"""

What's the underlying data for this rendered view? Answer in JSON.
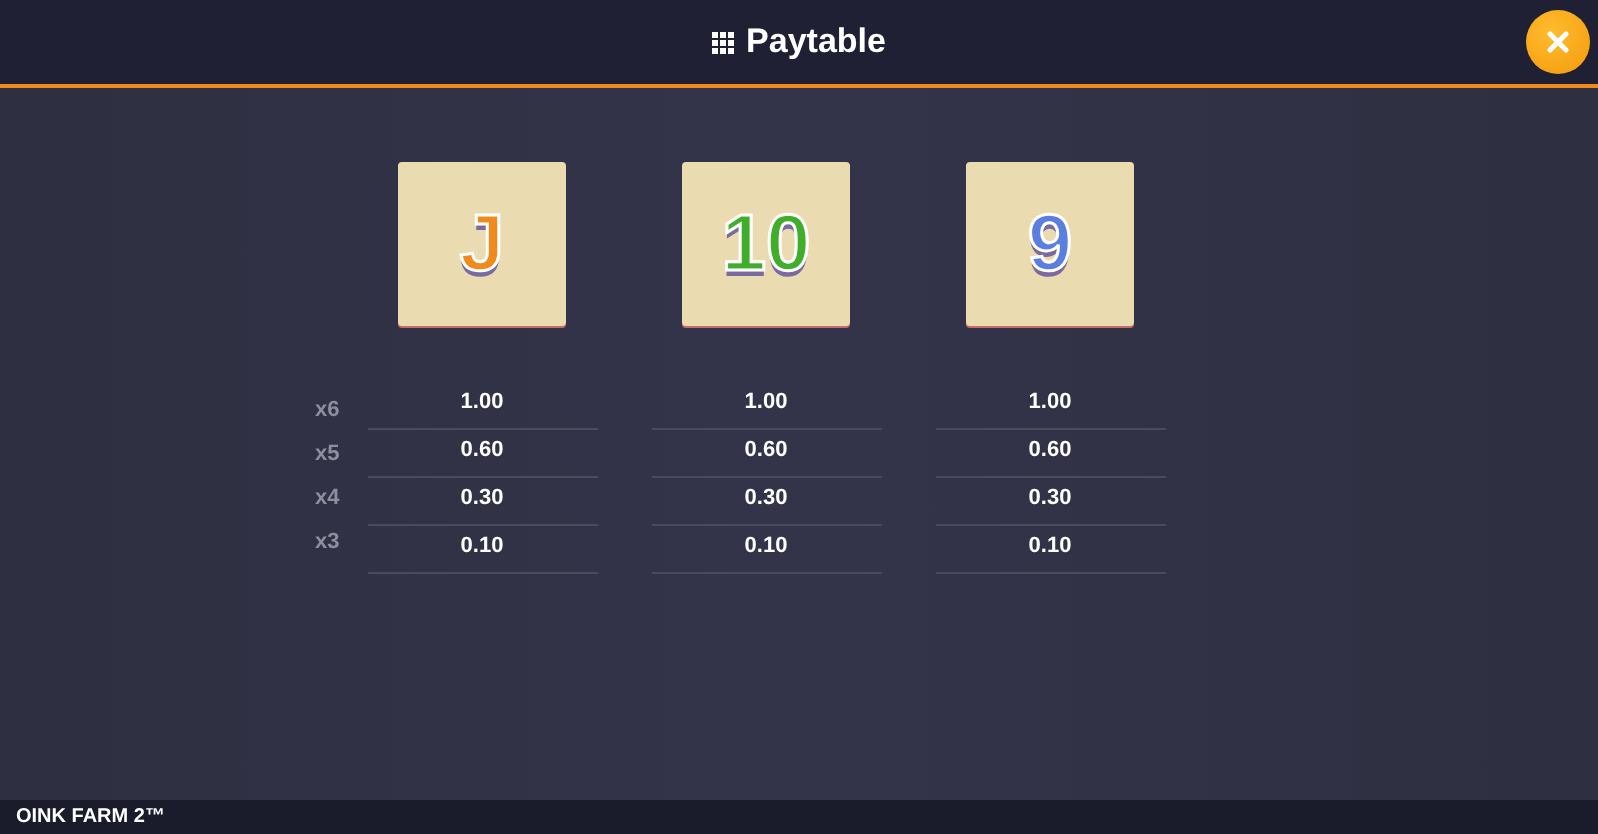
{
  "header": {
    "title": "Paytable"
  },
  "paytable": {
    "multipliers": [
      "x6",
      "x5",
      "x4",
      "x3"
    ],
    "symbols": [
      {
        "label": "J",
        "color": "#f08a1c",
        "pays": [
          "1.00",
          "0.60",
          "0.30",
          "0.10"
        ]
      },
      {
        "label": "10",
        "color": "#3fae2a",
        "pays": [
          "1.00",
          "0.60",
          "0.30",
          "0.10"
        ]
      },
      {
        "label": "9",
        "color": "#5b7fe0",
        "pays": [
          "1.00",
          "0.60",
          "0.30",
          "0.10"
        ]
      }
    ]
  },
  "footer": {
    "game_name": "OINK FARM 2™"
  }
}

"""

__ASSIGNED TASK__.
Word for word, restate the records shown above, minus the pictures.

__WRITTEN RESPONSE__.
What's the underlying data for this rendered view? Answer in JSON.
{
  "header": {
    "title": "Paytable"
  },
  "paytable": {
    "multipliers": [
      "x6",
      "x5",
      "x4",
      "x3"
    ],
    "symbols": [
      {
        "label": "J",
        "color": "#f08a1c",
        "pays": [
          "1.00",
          "0.60",
          "0.30",
          "0.10"
        ]
      },
      {
        "label": "10",
        "color": "#3fae2a",
        "pays": [
          "1.00",
          "0.60",
          "0.30",
          "0.10"
        ]
      },
      {
        "label": "9",
        "color": "#5b7fe0",
        "pays": [
          "1.00",
          "0.60",
          "0.30",
          "0.10"
        ]
      }
    ]
  },
  "footer": {
    "game_name": "OINK FARM 2™"
  }
}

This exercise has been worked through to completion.